This is an interactivity in which you have to sort the steps in the
completion of the square into the correct order to prove the
formula for the solutions of quadratic equations.
In this 7-sandwich: 7 1 3 1 6 4 3 5 7 2 4 6 2 5 there are 7 numbers between the 7s, 6 between the 6s etc. The article shows which values of n can make n-sandwiches and which cannot.
The country Sixtania prints postage stamps with only three values 6 lucres, 10 lucres and 15 lucres (where the currency is in lucres).Which values cannot be made up with combinations of these postage. . . .
Tom writes about expressing numbers as the sums of three squares.
A blue coin rolls round two yellow coins which touch. The coins are
the same size. How many revolutions does the blue coin make when it
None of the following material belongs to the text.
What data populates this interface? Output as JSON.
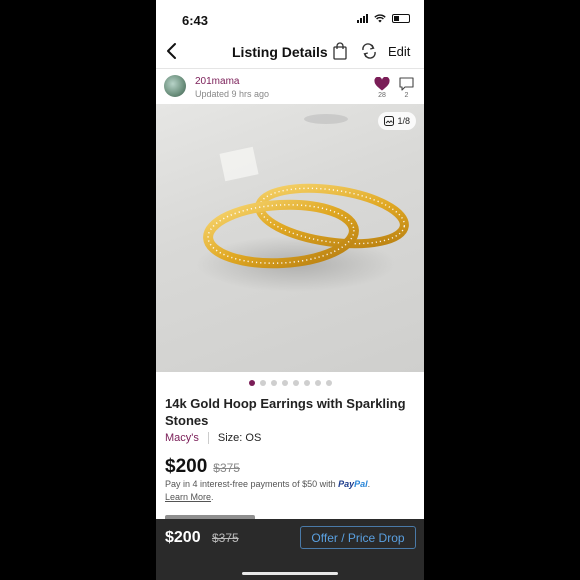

rolls all the way round the yellow coins? Investigate for a. . . .
Some diagrammatic 'proofs' of algebraic identities and
What happens to the perimeter of triangle ABC as the two smaller
circles change size and roll around inside the bigger circle?
Can you explain why a sequence of operations always gives you perfect squares?
Given a set of points (x,y) with distinct x values, find a polynomial that goes through all of them, then prove some results about the existence and uniqueness of these polynomials.
If I tell you two sides of a right-angled triangle, you can easily work out the third. But what if the angle between the two sides is not a right angle?
Can you use the diagram to prove the AM-GM inequality?